Sramana Mitra: Is there an example of what cannot be done without technology?
Chini Krishnan: Absolutely. Let’s take a couple of examples. A big part of what consumers need to navigate is decision support. If I’m eligible for the Affordable Care Act in California, I’ve got to figure out two things. One is the amount of the subsidy that I’m eligible for. That’s not possible without technology.
The second is, once I’ve determined the amount that I’m eligible for, I still have to figure out if the right plan for me is a Blue Cross or a Kaiser plan. That type of consumer need fundamentally requires an online support tool.
It is not possible to achieve that decision and help that consumer without having an online support tool where I can go in and say, “I see Dr. Jones.” What I’m looking for is a plan that meets those criteria.
I hope that gives you some very specific examples – online shopping experience, quicker enrollment processing, faster access to care, getting onboarded. That can only be achieved with technology. Sometimes you’re eligible for Medicaid. Sometimes, you’re eligible for subsidies in the state. Many consumers toggle back and forth.
The process of toggling back and forth depends on the underlying changes in income and is something that can only happen through the establishment of standard APIs, standard web services, and standard tools and notification systems that make it easy to transition people out of these programs.
Sramana Mitra: What you’re selling is a white-labelled marketplace.

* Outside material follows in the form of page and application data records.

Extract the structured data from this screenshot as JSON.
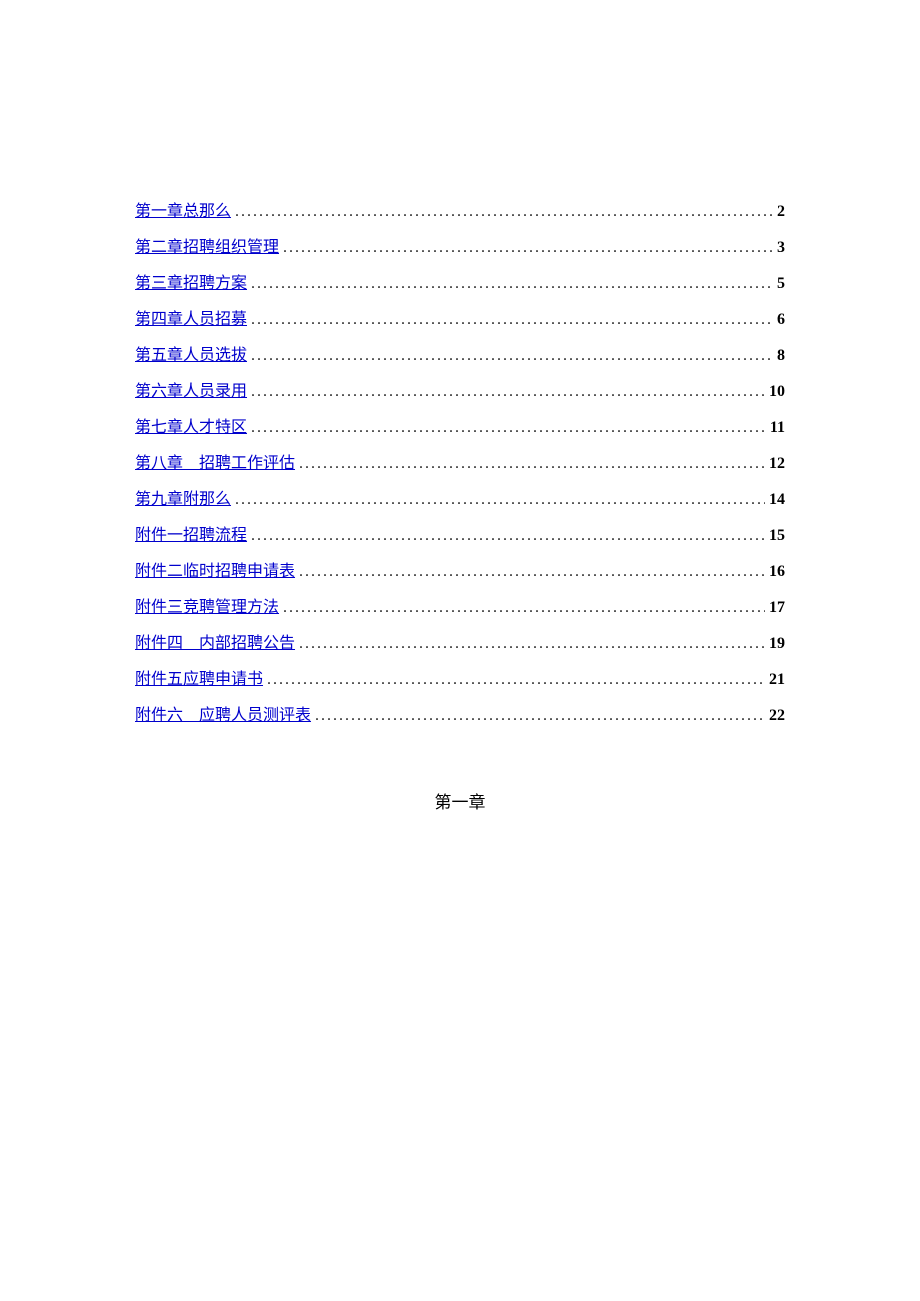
{
  "toc": {
    "entries": [
      {
        "title": "第一章总那么",
        "page": "2"
      },
      {
        "title": "第二章招聘组织管理",
        "page": "3"
      },
      {
        "title": "第三章招聘方案",
        "page": "5"
      },
      {
        "title": "第四章人员招募",
        "page": "6"
      },
      {
        "title": "第五章人员选拔",
        "page": "8"
      },
      {
        "title": "第六章人员录用",
        "page": "10"
      },
      {
        "title": "第七章人才特区",
        "page": "11"
      },
      {
        "title": "第八章　招聘工作评估",
        "page": "12"
      },
      {
        "title": "第九章附那么",
        "page": "14"
      },
      {
        "title": "附件一招聘流程",
        "page": "15"
      },
      {
        "title": "附件二临时招聘申请表",
        "page": "16"
      },
      {
        "title": "附件三竞聘管理方法",
        "page": "17"
      },
      {
        "title": "附件四　内部招聘公告",
        "page": "19"
      },
      {
        "title": "附件五应聘申请书",
        "page": "21"
      },
      {
        "title": "附件六　应聘人员测评表",
        "page": "22"
      }
    ]
  },
  "chapter_heading": "第一章"
}
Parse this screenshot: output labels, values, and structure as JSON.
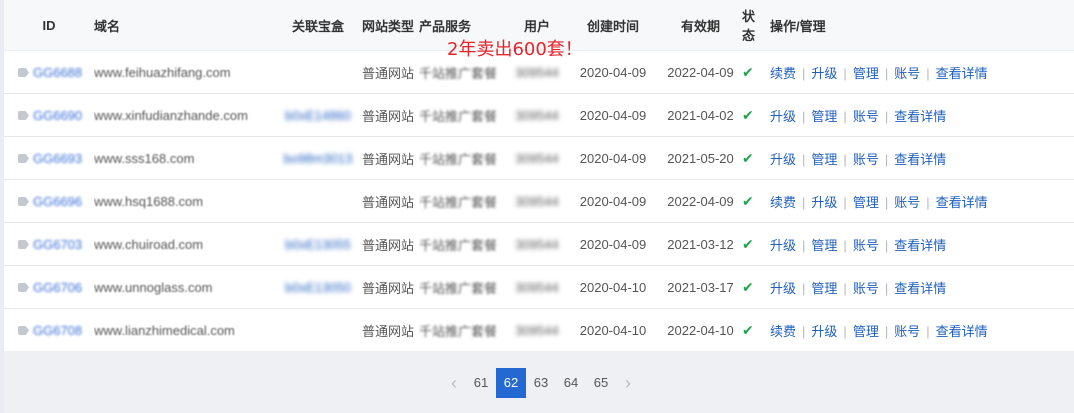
{
  "promo_text": "2年卖出600套！",
  "headers": {
    "id": "ID",
    "domain": "域名",
    "box": "关联宝盒",
    "site_type": "网站类型",
    "product": "产品服务",
    "user": "用户",
    "created": "创建时间",
    "expire": "有效期",
    "status": "状态",
    "ops": "操作/管理"
  },
  "rows": [
    {
      "id": "GG6688",
      "domain": "www.feihuazhifang.com",
      "box": "",
      "site_type": "普通网站",
      "product": "千站推广套餐",
      "user": "309544",
      "created": "2020-04-09",
      "expire": "2022-04-09",
      "renew": "续费"
    },
    {
      "id": "GG6690",
      "domain": "www.xinfudianzhande.com",
      "box": "b0xE14860",
      "site_type": "普通网站",
      "product": "千站推广套餐",
      "user": "309544",
      "created": "2020-04-09",
      "expire": "2021-04-02",
      "renew": ""
    },
    {
      "id": "GG6693",
      "domain": "www.sss168.com",
      "box": "bo98m3013",
      "site_type": "普通网站",
      "product": "千站推广套餐",
      "user": "309544",
      "created": "2020-04-09",
      "expire": "2021-05-20",
      "renew": ""
    },
    {
      "id": "GG6696",
      "domain": "www.hsq1688.com",
      "box": "",
      "site_type": "普通网站",
      "product": "千站推广套餐",
      "user": "309544",
      "created": "2020-04-09",
      "expire": "2022-04-09",
      "renew": "续费"
    },
    {
      "id": "GG6703",
      "domain": "www.chuiroad.com",
      "box": "b0xE13055",
      "site_type": "普通网站",
      "product": "千站推广套餐",
      "user": "309544",
      "created": "2020-04-09",
      "expire": "2021-03-12",
      "renew": ""
    },
    {
      "id": "GG6706",
      "domain": "www.unnoglass.com",
      "box": "b0xE13050",
      "site_type": "普通网站",
      "product": "千站推广套餐",
      "user": "309544",
      "created": "2020-04-10",
      "expire": "2021-03-17",
      "renew": ""
    },
    {
      "id": "GG6708",
      "domain": "www.lianzhimedical.com",
      "box": "",
      "site_type": "普通网站",
      "product": "千站推广套餐",
      "user": "309544",
      "created": "2020-04-10",
      "expire": "2022-04-10",
      "renew": "续费"
    }
  ],
  "ops_labels": {
    "renew": "续费",
    "upgrade": "升级",
    "manage": "管理",
    "account": "账号",
    "details": "查看详情"
  },
  "status_icon": "check-icon",
  "colors": {
    "accent": "#2469d1",
    "link": "#1f5fbf",
    "check": "#21a34f",
    "promo": "#e8242b"
  },
  "pager": {
    "prev": "‹",
    "next": "›",
    "pages": [
      "61",
      "62",
      "63",
      "64",
      "65"
    ],
    "current": "62"
  }
}
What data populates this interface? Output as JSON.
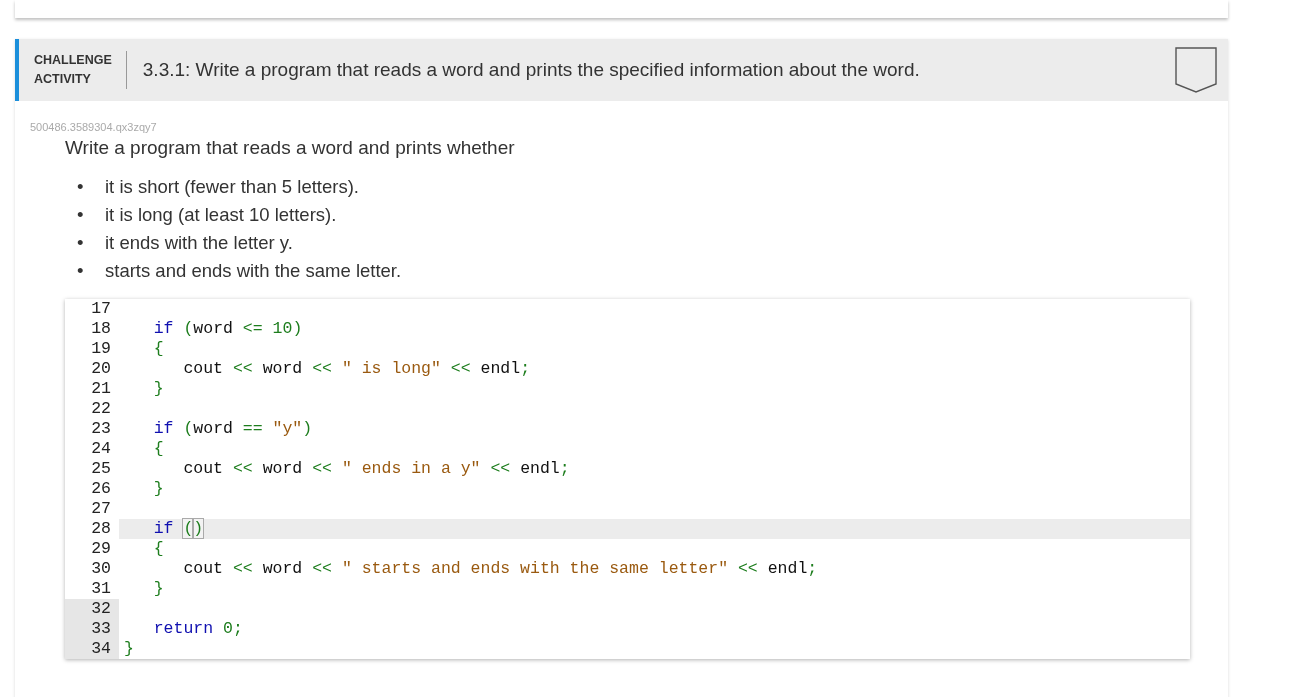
{
  "activity": {
    "label_lines": [
      "CHALLENGE",
      "ACTIVITY"
    ],
    "title": "3.3.1: Write a program that reads a word and prints the specified information about the word.",
    "completed": false
  },
  "problem_id": "500486.3589304.qx3zqy7",
  "prompt": "Write a program that reads a word and prints whether",
  "bullets": [
    {
      "marker": "•",
      "text": "it is short (fewer than 5 letters)."
    },
    {
      "marker": "•",
      "text": "it is long (at least 10 letters)."
    },
    {
      "marker": "•",
      "text": "it ends with the letter y."
    },
    {
      "marker": "•",
      "text": "starts and ends with the same letter."
    }
  ],
  "code": {
    "lines": [
      {
        "number": "17",
        "highlighted": false,
        "gutter_shaded": false
      },
      {
        "number": "18",
        "highlighted": false,
        "gutter_shaded": false,
        "tokens": [
          {
            "kind": "keyword",
            "text": "   if "
          },
          {
            "kind": "punct",
            "text": "("
          },
          {
            "kind": "plain",
            "text": "word "
          },
          {
            "kind": "punct",
            "text": "<= "
          },
          {
            "kind": "number",
            "text": "10"
          },
          {
            "kind": "punct",
            "text": ")"
          }
        ]
      },
      {
        "number": "19",
        "highlighted": false,
        "gutter_shaded": false,
        "tokens": [
          {
            "kind": "punct",
            "text": "   {"
          }
        ]
      },
      {
        "number": "20",
        "highlighted": false,
        "gutter_shaded": false,
        "tokens": [
          {
            "kind": "plain",
            "text": "      cout "
          },
          {
            "kind": "punct",
            "text": "<< "
          },
          {
            "kind": "plain",
            "text": "word "
          },
          {
            "kind": "punct",
            "text": "<< "
          },
          {
            "kind": "string",
            "text": "\" is long\" "
          },
          {
            "kind": "punct",
            "text": "<< "
          },
          {
            "kind": "plain",
            "text": "endl"
          },
          {
            "kind": "punct",
            "text": ";"
          }
        ]
      },
      {
        "number": "21",
        "highlighted": false,
        "gutter_shaded": false,
        "tokens": [
          {
            "kind": "punct",
            "text": "   }"
          }
        ]
      },
      {
        "number": "22",
        "highlighted": false,
        "gutter_shaded": false
      },
      {
        "number": "23",
        "highlighted": false,
        "gutter_shaded": false,
        "tokens": [
          {
            "kind": "keyword",
            "text": "   if "
          },
          {
            "kind": "punct",
            "text": "("
          },
          {
            "kind": "plain",
            "text": "word "
          },
          {
            "kind": "punct",
            "text": "== "
          },
          {
            "kind": "string",
            "text": "\"y\""
          },
          {
            "kind": "punct",
            "text": ")"
          }
        ]
      },
      {
        "number": "24",
        "highlighted": false,
        "gutter_shaded": false,
        "tokens": [
          {
            "kind": "punct",
            "text": "   {"
          }
        ]
      },
      {
        "number": "25",
        "highlighted": false,
        "gutter_shaded": false,
        "tokens": [
          {
            "kind": "plain",
            "text": "      cout "
          },
          {
            "kind": "punct",
            "text": "<< "
          },
          {
            "kind": "plain",
            "text": "word "
          },
          {
            "kind": "punct",
            "text": "<< "
          },
          {
            "kind": "string",
            "text": "\" ends in a y\" "
          },
          {
            "kind": "punct",
            "text": "<< "
          },
          {
            "kind": "plain",
            "text": "endl"
          },
          {
            "kind": "punct",
            "text": ";"
          }
        ]
      },
      {
        "number": "26",
        "highlighted": false,
        "gutter_shaded": false,
        "tokens": [
          {
            "kind": "punct",
            "text": "   }"
          }
        ]
      },
      {
        "number": "27",
        "highlighted": false,
        "gutter_shaded": false
      },
      {
        "number": "28",
        "highlighted": true,
        "gutter_shaded": false,
        "tokens": [
          {
            "kind": "keyword",
            "text": "   if "
          },
          {
            "kind": "matched",
            "text": "("
          },
          {
            "kind": "matched",
            "text": ")"
          }
        ]
      },
      {
        "number": "29",
        "highlighted": false,
        "gutter_shaded": false,
        "tokens": [
          {
            "kind": "punct",
            "text": "   {"
          }
        ]
      },
      {
        "number": "30",
        "highlighted": false,
        "gutter_shaded": false,
        "tokens": [
          {
            "kind": "plain",
            "text": "      cout "
          },
          {
            "kind": "punct",
            "text": "<< "
          },
          {
            "kind": "plain",
            "text": "word "
          },
          {
            "kind": "punct",
            "text": "<< "
          },
          {
            "kind": "string",
            "text": "\" starts and ends with the same letter\" "
          },
          {
            "kind": "punct",
            "text": "<< "
          },
          {
            "kind": "plain",
            "text": "endl"
          },
          {
            "kind": "punct",
            "text": ";"
          }
        ]
      },
      {
        "number": "31",
        "highlighted": false,
        "gutter_shaded": false,
        "tokens": [
          {
            "kind": "punct",
            "text": "   }"
          }
        ]
      },
      {
        "number": "32",
        "highlighted": false,
        "gutter_shaded": true
      },
      {
        "number": "33",
        "highlighted": false,
        "gutter_shaded": true,
        "tokens": [
          {
            "kind": "keyword",
            "text": "   return "
          },
          {
            "kind": "number",
            "text": "0"
          },
          {
            "kind": "punct",
            "text": ";"
          }
        ]
      },
      {
        "number": "34",
        "highlighted": false,
        "gutter_shaded": true,
        "tokens": [
          {
            "kind": "punct",
            "text": "}"
          }
        ]
      }
    ]
  }
}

It could also be technology that is not necessarily a marketplace where all these examples that you gave are technologies that could be used, but not necessarily in the marketplace setting. What are the great advantages of a marketplace setting that you’re discovering?
Chini Krishnan: Even 10 to 15 years ago when the Affordable Care Act was framed, it was somewhat possible for it to be framed in a way where consumers could figure out what subsidy they would be eligible for. Thereafter, they are on their own and maybe talk to a broker.
What people realized over time is that the greatest good is achieved by presenting to consumers, in real-time at the point of determination, an apples to apples comparison between the plans. What that achieves is, in one integrated way, I’m able to go in and say that I live in whatever zip code, see a certain doctor, and require Statin.
I can input those and get a very personalized online marketplace recommendation for the plan that I need. It’s not very different from saying that I want to fly from San Francisco to London and that I want a coach class window seat. I want it to be a non-stop flight. Tell me what my choices are. The discovery problem is what an online marketplace facilitates.
Sramana Mitra: Let’s talk about open problems. When you look around in this general space that you have been in for a long time, what do you see as open problems? I’m talking more broadly but within your segment. What are some possibilities where new entrepreneurs should dig to find problems to solve?
Chini Krishnan: Healthcare is a huge problem. It’s a huge problem because the underlying basket of goods and services that the healthcare system has is taking up more and more of our GDP. There are a range of new business models that remain to be solved.
Just one quick example would be, nobody has figured out how to do a Netflix model for generic prescriptions. Imagine a set low-cost monthly fee where consumers could have access to any kind of generic prescription medication they want. That could be made available to an entire population. Nobody has figured out how to do that yet.
Another problem is, there is a persistent issue where the price of prescription medication in the United States tends to be higher than the rest of the world even for drugs that have been around for a very long time. If you look at insulin, it costs way more in the United States than it does elsewhere. It was invented over 100 years ago.
For any entrepreneur out there, if you have the patience, tenacity, determination, and creativity, there are enormous problems that are waiting to be solved.
Sramana Mitra: Before we close off, tell me a bit about the company. Is it a bootstrapped company?
Chini Krishnan: We’ve been around since 2005. We are backed by institutional capital. We were founded in Bessemer’s offices. We are fortunate to have supportive institutional investors. We’re very fortunate to be in the Valley and to have access to the kind of capital and support that Bessemer and others provide.
Sramana Mitra: What is the business model that you’re using?
Chini Krishnan: We’re SaaS.
Sramana Mitra: That’s a function of users on the system?
Chini Krishnan: Not quite. It’s oriented towards what is classically considered as enterprise pricing. It tends to be fixed-price contracts.
Sramana Mitra: Great. Thank you for your time.
This segment is part 2 in the series : Thought Leaders in Healthcare IT: Chini Krishnan, CEO of GetInsured